– Throughout the nation, airports are able to obtain federal funds out of the trust, thereby being enabled to expand airports without regard to the economic viability in the community.

Power Line Opponents

Times Community.com, May 16, 2007

Opponents of Dominion Virginia Power’s plan to string transmission lines across the Piedmont’s placid and historic landscape circled their wagons around Washington, D.C. Tuesday.

They provided federal regulators with impassioned narratives about how their lives would be impacted by the 500-kv power lines and the huge towers that would hold them.

"I’ve been promised by the experts at Dominion Power that my land is a target for the 15-story power lines they propose to build," said Judy Almquist of Marshall, a retired widow who supports herself by renting out the six houses and apartments on her 50-acre farm in Fauquier County. "Two local realtors told me that my property is worthless right now because no one will buy it."  Read Full Article

For the opponents that circle the wagons, in all likelihood their activities will be pre-empted by the federal legislation passed during the first Bush Administration.  

Texas Limiting Eminent Domain Power

The Dallas News, Thursday, May 3, 2007

Protections for older, run-down or impoverished neighborhoods and stronger leverage for property owners whose land is targeted for development were endorsed by the House on Wednesday, with more restrictions on eminent-domain moving through legislature.
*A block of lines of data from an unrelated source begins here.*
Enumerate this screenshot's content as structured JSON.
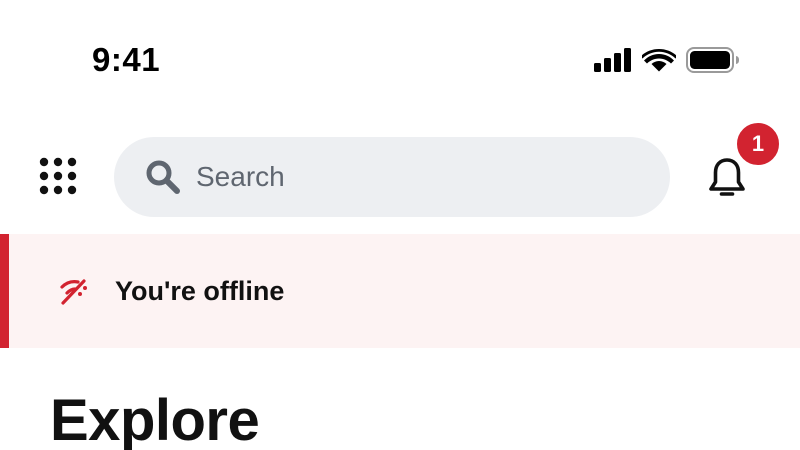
{
  "status_bar": {
    "time": "9:41",
    "icons": [
      "cellular-signal-icon",
      "wifi-icon",
      "battery-icon"
    ]
  },
  "header": {
    "menu_icon": "grid-menu-icon",
    "search": {
      "icon": "search-icon",
      "placeholder": "Search"
    },
    "notifications": {
      "icon": "bell-icon",
      "badge_count": "1"
    }
  },
  "offline_banner": {
    "icon": "offline-icon",
    "message": "You're offline"
  },
  "main": {
    "title": "Explore"
  },
  "colors": {
    "accent": "#d22330",
    "search_background": "#edeff2",
    "banner_background": "#fdf3f3",
    "text_primary": "#111111",
    "placeholder": "#5f6670"
  }
}
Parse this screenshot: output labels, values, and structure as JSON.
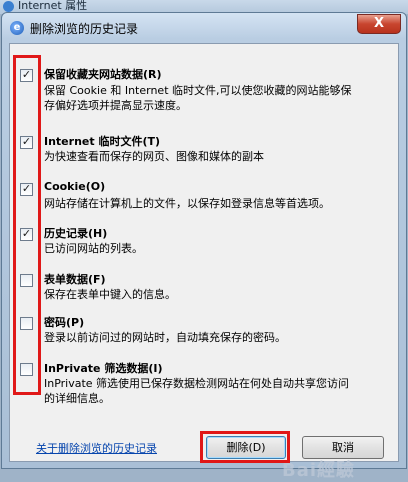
{
  "outer_window": {
    "title": "Internet 属性"
  },
  "dialog": {
    "title": "删除浏览的历史记录",
    "close_symbol": "X"
  },
  "options": [
    {
      "label": "保留收藏夹网站数据(R)",
      "checked": true,
      "desc": [
        "保留 Cookie 和 Internet 临时文件,可以使您收藏的网站能够保",
        "存偏好选项并提高显示速度。"
      ]
    },
    {
      "label": "Internet 临时文件(T)",
      "checked": true,
      "desc": [
        "为快速查看而保存的网页、图像和媒体的副本"
      ]
    },
    {
      "label": "Cookie(O)",
      "checked": true,
      "desc": [
        "网站存储在计算机上的文件，以保存如登录信息等首选项。"
      ]
    },
    {
      "label": "历史记录(H)",
      "checked": true,
      "desc": [
        "已访问网站的列表。"
      ]
    },
    {
      "label": "表单数据(F)",
      "checked": false,
      "desc": [
        "保存在表单中键入的信息。"
      ]
    },
    {
      "label": "密码(P)",
      "checked": false,
      "desc": [
        "登录以前访问过的网站时，自动填充保存的密码。"
      ]
    },
    {
      "label": "InPrivate 筛选数据(I)",
      "checked": false,
      "desc": [
        "InPrivate 筛选使用已保存数据检测网站在何处自动共享您访问",
        "的详细信息。"
      ]
    }
  ],
  "footer": {
    "about_link": "关于删除浏览的历史记录",
    "delete_button": "删除(D)",
    "cancel_button": "取消"
  },
  "watermark": "Bai經驗",
  "colors": {
    "highlight": "#e01818",
    "link": "#0645ad"
  }
}
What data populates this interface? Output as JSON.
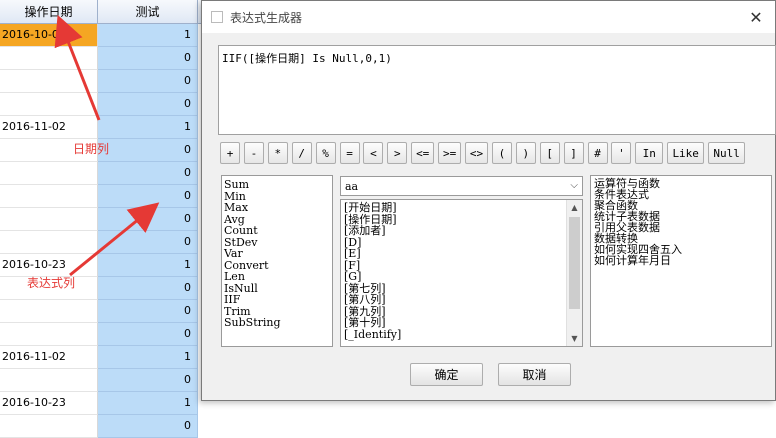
{
  "grid": {
    "headers": {
      "date": "操作日期",
      "test": "测试"
    },
    "rows": [
      {
        "date": "2016-10-05",
        "test": "1",
        "selected": true
      },
      {
        "date": "",
        "test": "0"
      },
      {
        "date": "",
        "test": "0"
      },
      {
        "date": "",
        "test": "0"
      },
      {
        "date": "2016-11-02",
        "test": "1"
      },
      {
        "date": "",
        "test": "0"
      },
      {
        "date": "",
        "test": "0"
      },
      {
        "date": "",
        "test": "0"
      },
      {
        "date": "",
        "test": "0"
      },
      {
        "date": "",
        "test": "0"
      },
      {
        "date": "2016-10-23",
        "test": "1"
      },
      {
        "date": "",
        "test": "0"
      },
      {
        "date": "",
        "test": "0"
      },
      {
        "date": "",
        "test": "0"
      },
      {
        "date": "2016-11-02",
        "test": "1"
      },
      {
        "date": "",
        "test": "0"
      },
      {
        "date": "2016-10-23",
        "test": "1"
      },
      {
        "date": "",
        "test": "0"
      }
    ]
  },
  "annotations": {
    "date_column": "日期列",
    "expression_column": "表达式列"
  },
  "dialog": {
    "title": "表达式生成器",
    "close_glyph": "✕",
    "expression": "IIF([操作日期] Is Null,0,1)",
    "operators": [
      "+",
      "-",
      "*",
      "/",
      "%",
      "=",
      "<",
      ">",
      "<=",
      ">=",
      "<>",
      "(",
      ")",
      "[",
      "]",
      "#",
      "'",
      "In",
      "Like",
      "Null"
    ],
    "functions": [
      "Sum",
      "Min",
      "Max",
      "Avg",
      "Count",
      "StDev",
      "Var",
      "Convert",
      "Len",
      "IsNull",
      "IIF",
      "Trim",
      "SubString"
    ],
    "table_select": {
      "value": "aa",
      "icon": "chevron-down-icon"
    },
    "fields": [
      "[开始日期]",
      "[操作日期]",
      "[添加者]",
      "[D]",
      "[E]",
      "[F]",
      "[G]",
      "[第七列]",
      "[第八列]",
      "[第九列]",
      "[第十列]",
      "[_Identify]"
    ],
    "help_topics": [
      "运算符与函数",
      "条件表达式",
      "聚合函数",
      "统计子表数据",
      "引用父表数据",
      "数据转换",
      "如何实现四舍五入",
      "如何计算年月日"
    ],
    "ok_label": "确定",
    "cancel_label": "取消"
  },
  "colors": {
    "accent_red": "#e53935",
    "selected_row": "#f5a623",
    "test_column": "#bcdcf8"
  }
}
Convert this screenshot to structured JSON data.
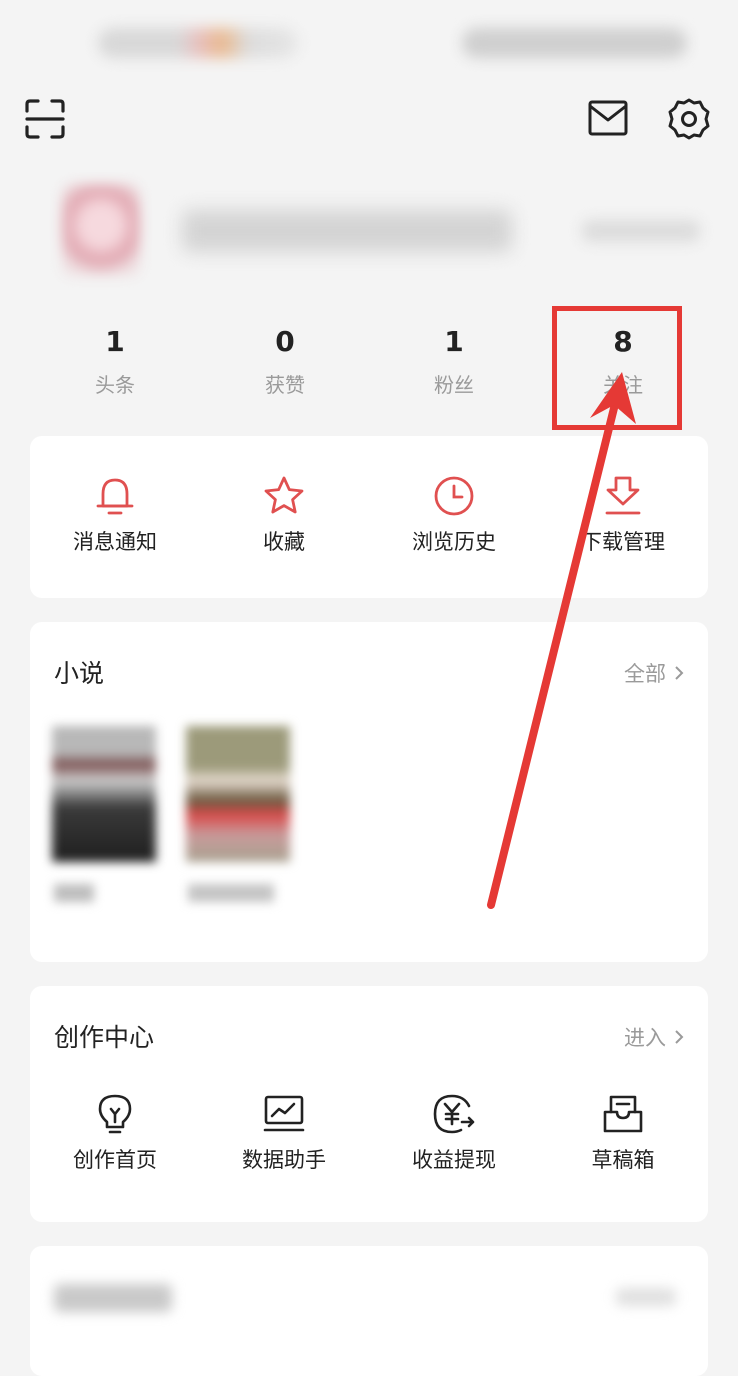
{
  "stats": [
    {
      "value": "1",
      "label": "头条"
    },
    {
      "value": "0",
      "label": "获赞"
    },
    {
      "value": "1",
      "label": "粉丝"
    },
    {
      "value": "8",
      "label": "关注"
    }
  ],
  "quick_actions": [
    {
      "label": "消息通知",
      "icon": "bell-icon"
    },
    {
      "label": "收藏",
      "icon": "star-icon"
    },
    {
      "label": "浏览历史",
      "icon": "clock-icon"
    },
    {
      "label": "下载管理",
      "icon": "download-icon"
    }
  ],
  "novels": {
    "title": "小说",
    "link": "全部"
  },
  "creator": {
    "title": "创作中心",
    "link": "进入",
    "items": [
      {
        "label": "创作首页",
        "icon": "lightbulb-icon"
      },
      {
        "label": "数据助手",
        "icon": "chart-icon"
      },
      {
        "label": "收益提现",
        "icon": "yen-icon"
      },
      {
        "label": "草稿箱",
        "icon": "drafts-icon"
      }
    ]
  },
  "colors": {
    "accent": "#e05050",
    "annotation": "#e53935",
    "background": "#f4f4f4"
  }
}
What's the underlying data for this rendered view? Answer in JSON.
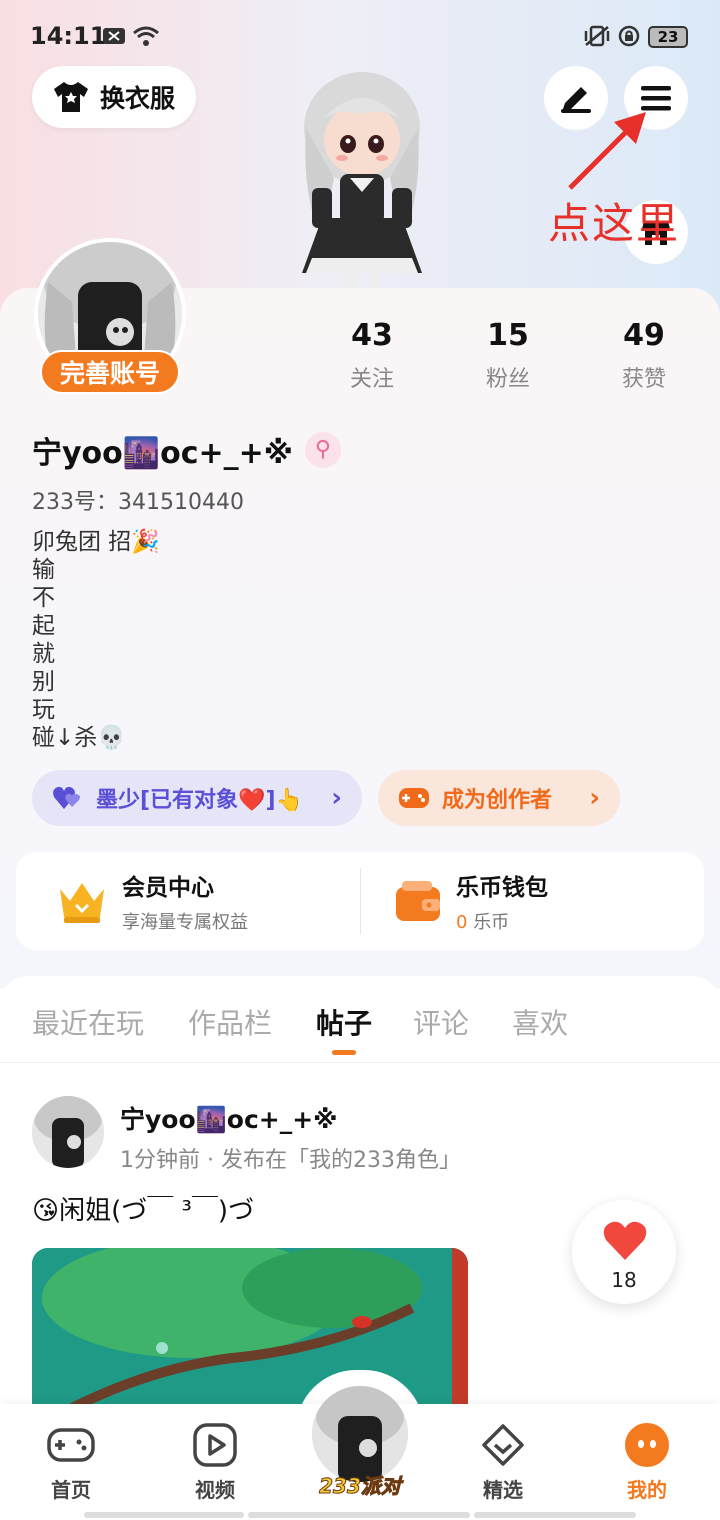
{
  "status_bar": {
    "time": "14:11",
    "battery": "23"
  },
  "header": {
    "outfit_button_label": "换衣服",
    "annotation_text": "点这里"
  },
  "profile": {
    "complete_account_label": "完善账号",
    "stats": [
      {
        "value": "43",
        "label": "关注"
      },
      {
        "value": "15",
        "label": "粉丝"
      },
      {
        "value": "49",
        "label": "获赞"
      }
    ],
    "username": "宁yoo🌆oc+_+※",
    "gender_symbol": "⚲",
    "user_id": "233号：341510440",
    "bio": "卯兔团 招🎉\n输\n不\n起\n就\n别\n玩\n碰↓杀💀",
    "relation_tag": "墨少[已有对象❤️]👆",
    "creator_tag": "成为创作者"
  },
  "member_card": {
    "member_title": "会员中心",
    "member_sub": "享海量专属权益",
    "wallet_title": "乐币钱包",
    "wallet_amount": "0",
    "wallet_unit": "乐币"
  },
  "tabs": [
    "最近在玩",
    "作品栏",
    "帖子",
    "评论",
    "喜欢"
  ],
  "active_tab": "帖子",
  "post": {
    "author": "宁yoo🌆oc+_+※",
    "meta": "1分钟前 · 发布在「我的233角色」",
    "text": "😘闲姐(づ￣ ³￣)づ",
    "like_count": "18"
  },
  "bottom_nav": {
    "items": [
      {
        "label": "首页",
        "icon": "gamepad-icon"
      },
      {
        "label": "视频",
        "icon": "play-icon"
      },
      {
        "label": "233派对",
        "icon": "avatar"
      },
      {
        "label": "精选",
        "icon": "heart-chat-icon"
      },
      {
        "label": "我的",
        "icon": "profile-face-icon"
      }
    ]
  },
  "colors": {
    "accent": "#f47a1f",
    "annotation": "#e8302b",
    "relation_tag": "#5b4fd6"
  }
}
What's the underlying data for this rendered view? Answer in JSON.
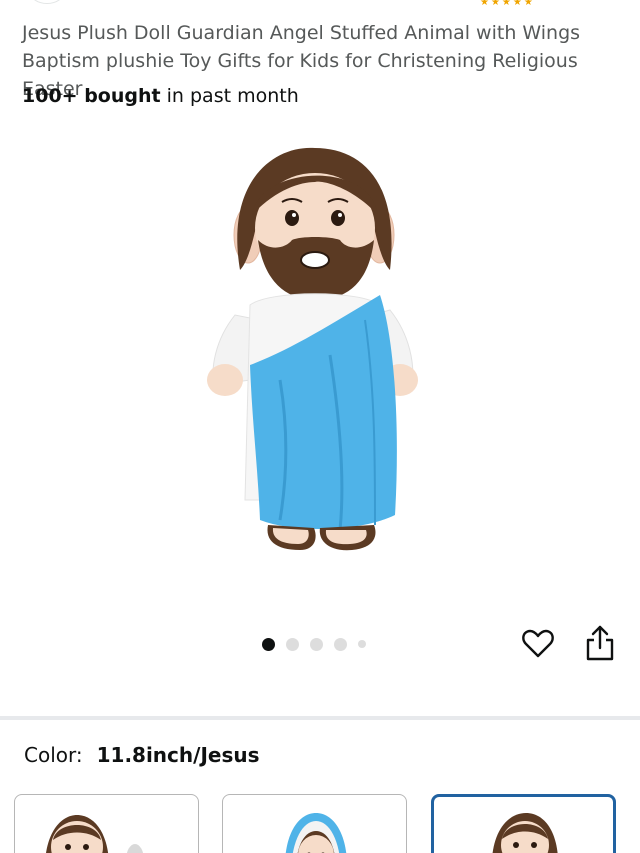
{
  "product": {
    "title": "Jesus Plush Doll Guardian Angel Stuffed Animal with Wings Baptism plushie Toy Gifts for Kids for Christening Religious Easter",
    "bought_bold": "100+ bought",
    "bought_rest": " in past month"
  },
  "gallery": {
    "image_count": 5,
    "active_index": 0,
    "wishlist_icon": "heart-outline-icon",
    "share_icon": "share-icon"
  },
  "variation": {
    "label": "Color:",
    "selected_value": "11.8inch/Jesus",
    "selected_index": 2
  },
  "colors": {
    "brown_hair": "#5b3a23",
    "robe_blue": "#4fb3e8",
    "skin": "#f6dcc9",
    "selected_border": "#2162a1"
  }
}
New legislation would require that governmental entities would have to meet a stiffer criteria before they can declare a property "blighted." The entities could only declare one property "blighted" at a time, instead of entire areas.

The legislation is sending a strong message to the city of Dallas and the Foundation for Community Development which a few months ago was considering a push for stronger eminent-domain powers including declaring entire areas "blighted."

Read Full Article

-While this goes through the Legislature, be not shocked if nothing comes out to protect individual rights.  The Strength of the lobbying organizations in the Legislature can be so great that the protection of individual rights will all to often be trampled.  However, some states have truly been serious about the process and have legislative fair protection for owners.  Hopefully Texas will follow the course!

Atlantic Coast Line

Charleston Post, November 5, 2007

The governors of South Carolina and Georgia are set to unveil a plan this month to create a new maritime agency to build a port along the Savannah River in Jasper County.

The agreement between the states would put an end to a long-running legal tussle over rights to develop the 1,800-acre property, regarded as one of the last available sites on the East Coast where a major container terminal could be built from scratch.

The announcement by Gov. Mark Sanford and Gov. Sonny Perdue could come as soon as next week. The Commerce Department in Columbia said Friday that negotiations had been finalized.

"I think it’s an agreement the ports authority’s board will approve," he said. .

People familiar with its findings but who are unauthorized to discuss them publicly said the task force is recommending:
–A new dual-state agency to build and operate the port.
–A six-member agency board, with two members from the S.C. State Ports Authority, two from the Georgia Ports Authority and one member appointed by each of the governors.
–Equal ownership of the site.
–An end to any efforts to acquire the land through government condemnation.
–Unwinding a deal that allows the U.S. Army Corps of Engineers to use the property as a dredge- disposal site.

-This article resolves the substantial issue of a State controlling property within its own State. Georgia and South Carolina have been fighting for years over the ownership of a property to be condemned in the other State. Finally, they are reaching a position of working this out.